** Opening DATA RECORDS block **
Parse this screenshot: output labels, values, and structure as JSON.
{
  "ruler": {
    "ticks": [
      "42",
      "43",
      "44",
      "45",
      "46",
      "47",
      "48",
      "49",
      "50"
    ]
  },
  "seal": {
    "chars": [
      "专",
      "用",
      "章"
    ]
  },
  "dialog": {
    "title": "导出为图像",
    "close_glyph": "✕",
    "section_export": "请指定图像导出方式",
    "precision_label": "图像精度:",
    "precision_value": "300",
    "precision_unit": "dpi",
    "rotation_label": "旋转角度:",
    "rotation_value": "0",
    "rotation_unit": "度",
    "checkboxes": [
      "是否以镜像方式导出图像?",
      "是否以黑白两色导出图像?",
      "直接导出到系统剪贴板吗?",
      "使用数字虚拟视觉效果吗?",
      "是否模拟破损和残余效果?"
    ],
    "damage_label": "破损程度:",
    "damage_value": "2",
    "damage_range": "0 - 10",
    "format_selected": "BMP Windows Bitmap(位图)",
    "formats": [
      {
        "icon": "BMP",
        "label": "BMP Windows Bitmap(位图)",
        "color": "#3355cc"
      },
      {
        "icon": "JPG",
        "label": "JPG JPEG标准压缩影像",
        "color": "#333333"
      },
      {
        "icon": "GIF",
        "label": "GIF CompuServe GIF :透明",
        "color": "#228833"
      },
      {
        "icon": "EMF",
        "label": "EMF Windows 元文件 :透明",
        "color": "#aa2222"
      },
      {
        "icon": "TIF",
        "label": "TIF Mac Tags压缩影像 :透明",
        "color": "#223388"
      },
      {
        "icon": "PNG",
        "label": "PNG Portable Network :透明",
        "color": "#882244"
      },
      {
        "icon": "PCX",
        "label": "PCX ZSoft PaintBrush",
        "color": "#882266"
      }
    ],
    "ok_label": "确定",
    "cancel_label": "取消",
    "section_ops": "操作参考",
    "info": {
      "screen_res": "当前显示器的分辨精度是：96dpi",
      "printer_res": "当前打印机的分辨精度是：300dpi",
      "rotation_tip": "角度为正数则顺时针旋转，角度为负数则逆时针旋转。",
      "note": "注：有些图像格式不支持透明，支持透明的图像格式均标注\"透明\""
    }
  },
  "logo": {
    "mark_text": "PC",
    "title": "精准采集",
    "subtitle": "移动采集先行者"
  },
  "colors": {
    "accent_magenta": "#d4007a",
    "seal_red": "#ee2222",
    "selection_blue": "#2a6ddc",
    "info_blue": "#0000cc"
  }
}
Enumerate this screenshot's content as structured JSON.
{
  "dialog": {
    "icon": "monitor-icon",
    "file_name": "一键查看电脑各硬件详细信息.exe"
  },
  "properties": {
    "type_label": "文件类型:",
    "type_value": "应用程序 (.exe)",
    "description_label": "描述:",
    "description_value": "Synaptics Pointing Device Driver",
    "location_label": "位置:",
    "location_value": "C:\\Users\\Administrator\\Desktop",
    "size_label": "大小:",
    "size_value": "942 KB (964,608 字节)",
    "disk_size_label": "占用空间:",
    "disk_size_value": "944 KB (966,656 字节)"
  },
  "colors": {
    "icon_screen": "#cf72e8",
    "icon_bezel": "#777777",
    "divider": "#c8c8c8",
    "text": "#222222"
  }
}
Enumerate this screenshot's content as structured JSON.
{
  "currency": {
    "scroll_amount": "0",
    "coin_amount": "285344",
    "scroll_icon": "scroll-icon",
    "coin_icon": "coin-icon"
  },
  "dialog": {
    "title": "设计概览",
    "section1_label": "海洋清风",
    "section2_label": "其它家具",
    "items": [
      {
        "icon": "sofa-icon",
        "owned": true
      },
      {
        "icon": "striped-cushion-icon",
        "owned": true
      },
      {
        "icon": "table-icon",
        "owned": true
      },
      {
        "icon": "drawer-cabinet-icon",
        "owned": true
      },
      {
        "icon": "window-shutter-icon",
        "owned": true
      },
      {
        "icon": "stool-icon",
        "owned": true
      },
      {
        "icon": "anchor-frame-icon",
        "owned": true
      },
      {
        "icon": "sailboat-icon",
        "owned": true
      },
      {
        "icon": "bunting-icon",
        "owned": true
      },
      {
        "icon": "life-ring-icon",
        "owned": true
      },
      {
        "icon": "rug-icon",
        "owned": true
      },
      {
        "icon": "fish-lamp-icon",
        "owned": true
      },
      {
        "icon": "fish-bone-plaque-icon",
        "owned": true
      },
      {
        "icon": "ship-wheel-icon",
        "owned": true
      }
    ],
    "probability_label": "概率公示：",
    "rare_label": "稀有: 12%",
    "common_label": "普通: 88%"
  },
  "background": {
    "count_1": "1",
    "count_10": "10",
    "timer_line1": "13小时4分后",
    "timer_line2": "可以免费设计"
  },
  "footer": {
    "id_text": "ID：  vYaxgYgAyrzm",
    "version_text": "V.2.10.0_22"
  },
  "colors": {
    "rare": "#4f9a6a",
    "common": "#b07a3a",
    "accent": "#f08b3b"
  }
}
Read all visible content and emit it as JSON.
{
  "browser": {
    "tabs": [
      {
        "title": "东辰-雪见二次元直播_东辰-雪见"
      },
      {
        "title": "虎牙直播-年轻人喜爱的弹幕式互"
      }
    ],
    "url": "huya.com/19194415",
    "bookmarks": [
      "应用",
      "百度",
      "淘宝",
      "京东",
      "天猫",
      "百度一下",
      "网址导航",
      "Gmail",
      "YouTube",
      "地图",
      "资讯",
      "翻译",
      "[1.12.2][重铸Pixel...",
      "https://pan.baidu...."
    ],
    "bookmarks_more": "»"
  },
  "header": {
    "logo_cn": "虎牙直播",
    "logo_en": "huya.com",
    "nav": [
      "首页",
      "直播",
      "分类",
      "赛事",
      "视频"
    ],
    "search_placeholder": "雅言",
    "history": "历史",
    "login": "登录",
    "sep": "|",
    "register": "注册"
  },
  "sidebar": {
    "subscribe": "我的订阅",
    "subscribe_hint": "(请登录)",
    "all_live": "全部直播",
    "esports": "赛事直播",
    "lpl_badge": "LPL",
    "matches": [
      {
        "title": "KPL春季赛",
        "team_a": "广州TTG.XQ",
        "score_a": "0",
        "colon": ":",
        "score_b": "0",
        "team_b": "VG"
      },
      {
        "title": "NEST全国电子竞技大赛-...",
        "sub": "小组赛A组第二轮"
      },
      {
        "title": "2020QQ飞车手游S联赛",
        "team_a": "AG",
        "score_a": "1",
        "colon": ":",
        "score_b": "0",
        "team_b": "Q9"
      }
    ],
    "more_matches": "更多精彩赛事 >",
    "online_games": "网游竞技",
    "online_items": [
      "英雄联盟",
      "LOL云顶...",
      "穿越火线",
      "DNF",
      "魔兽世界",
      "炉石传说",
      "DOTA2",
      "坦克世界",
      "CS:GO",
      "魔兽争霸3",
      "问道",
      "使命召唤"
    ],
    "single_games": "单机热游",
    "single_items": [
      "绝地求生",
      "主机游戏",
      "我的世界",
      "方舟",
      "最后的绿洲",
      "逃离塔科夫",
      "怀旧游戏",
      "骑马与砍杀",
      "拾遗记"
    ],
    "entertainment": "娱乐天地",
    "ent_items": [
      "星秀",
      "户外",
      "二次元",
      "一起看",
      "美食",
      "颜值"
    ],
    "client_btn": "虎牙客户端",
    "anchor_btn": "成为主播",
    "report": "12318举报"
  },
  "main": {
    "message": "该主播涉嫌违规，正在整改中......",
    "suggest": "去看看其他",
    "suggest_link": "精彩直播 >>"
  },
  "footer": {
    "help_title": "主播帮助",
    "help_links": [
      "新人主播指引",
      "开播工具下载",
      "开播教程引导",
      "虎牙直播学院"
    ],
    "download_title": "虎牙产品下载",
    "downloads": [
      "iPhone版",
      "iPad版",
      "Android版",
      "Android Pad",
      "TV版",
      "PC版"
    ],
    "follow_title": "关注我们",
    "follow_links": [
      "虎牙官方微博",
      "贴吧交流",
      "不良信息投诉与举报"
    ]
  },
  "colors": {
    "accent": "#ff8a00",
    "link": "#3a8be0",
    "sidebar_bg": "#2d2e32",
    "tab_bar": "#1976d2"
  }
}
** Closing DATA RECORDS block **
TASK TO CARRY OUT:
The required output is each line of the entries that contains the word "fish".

TASK RESULT:
        "icon": "fish-lamp-icon",
        "icon": "fish-bone-plaque-icon",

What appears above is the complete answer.